» Material for the task:
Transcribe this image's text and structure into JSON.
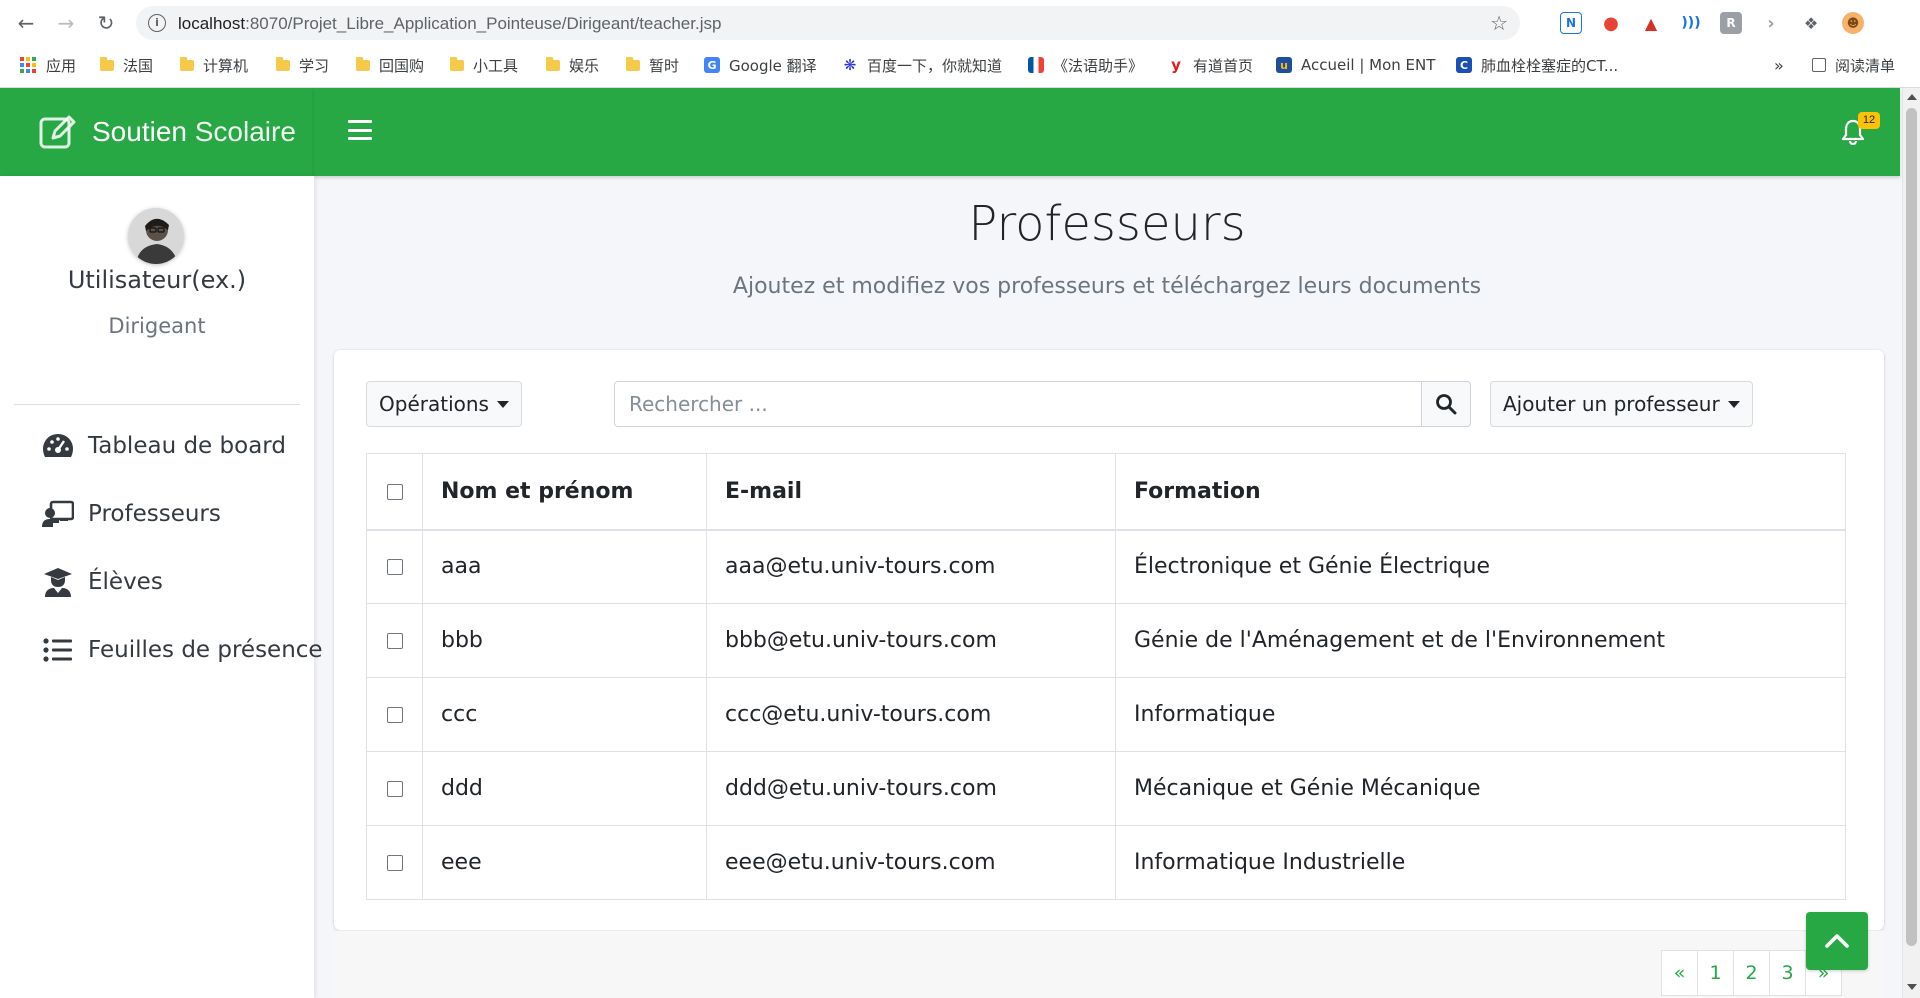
{
  "browser": {
    "url_host": "localhost",
    "url_path": ":8070/Projet_Libre_Application_Pointeuse/Dirigeant/teacher.jsp",
    "bookmarks": [
      {
        "label": "应用",
        "icon": "apps-icon"
      },
      {
        "label": "法国",
        "icon": "folder-icon"
      },
      {
        "label": "计算机",
        "icon": "folder-icon"
      },
      {
        "label": "学习",
        "icon": "folder-icon"
      },
      {
        "label": "回国购",
        "icon": "folder-icon"
      },
      {
        "label": "小工具",
        "icon": "folder-icon"
      },
      {
        "label": "娱乐",
        "icon": "folder-icon"
      },
      {
        "label": "暂时",
        "icon": "folder-icon"
      },
      {
        "label": "Google 翻译",
        "icon": "google-translate-icon"
      },
      {
        "label": "百度一下，你就知道",
        "icon": "baidu-icon"
      },
      {
        "label": "《法语助手》",
        "icon": "french-flag-icon"
      },
      {
        "label": "有道首页",
        "icon": "youdao-icon"
      },
      {
        "label": "Accueil | Mon ENT",
        "icon": "ent-icon"
      },
      {
        "label": "肺血栓栓塞症的CT...",
        "icon": "article-icon"
      }
    ],
    "overflow_label": "»",
    "reading_list_label": "阅读清单"
  },
  "app": {
    "brand_bold": "Soutien",
    "brand_light": "Scolaire",
    "notification_count": "12",
    "colors": {
      "primary": "#28a745",
      "badge": "#ffc107"
    }
  },
  "sidebar": {
    "user_name": "Utilisateur(ex.)",
    "user_role": "Dirigeant",
    "items": [
      {
        "label": "Tableau de board",
        "icon": "tachometer-icon"
      },
      {
        "label": "Professeurs",
        "icon": "chalkboard-teacher-icon"
      },
      {
        "label": "Élèves",
        "icon": "user-graduate-icon"
      },
      {
        "label": "Feuilles de présence",
        "icon": "list-icon"
      }
    ]
  },
  "main": {
    "title": "Professeurs",
    "subtitle": "Ajoutez et modifiez vos professeurs et téléchargez leurs documents",
    "operations_label": "Opérations",
    "search_placeholder": "Rechercher ...",
    "add_label": "Ajouter un professeur",
    "table": {
      "headers": [
        "Nom et prénom",
        "E-mail",
        "Formation"
      ],
      "rows": [
        {
          "name": "aaa",
          "email": "aaa@etu.univ-tours.com",
          "formation": "Électronique et Génie Électrique"
        },
        {
          "name": "bbb",
          "email": "bbb@etu.univ-tours.com",
          "formation": "Génie de l'Aménagement et de l'Environnement"
        },
        {
          "name": "ccc",
          "email": "ccc@etu.univ-tours.com",
          "formation": "Informatique"
        },
        {
          "name": "ddd",
          "email": "ddd@etu.univ-tours.com",
          "formation": "Mécanique et Génie Mécanique"
        },
        {
          "name": "eee",
          "email": "eee@etu.univ-tours.com",
          "formation": "Informatique Industrielle"
        }
      ]
    },
    "pagination": {
      "prev": "«",
      "pages": [
        "1",
        "2",
        "3"
      ],
      "next": "»"
    }
  }
}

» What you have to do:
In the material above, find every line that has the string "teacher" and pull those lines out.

» Exercise solution:
    "url_path": ":8070/Projet_Libre_Application_Pointeuse/Dirigeant/teacher.jsp",
        "icon": "chalkboard-teacher-icon"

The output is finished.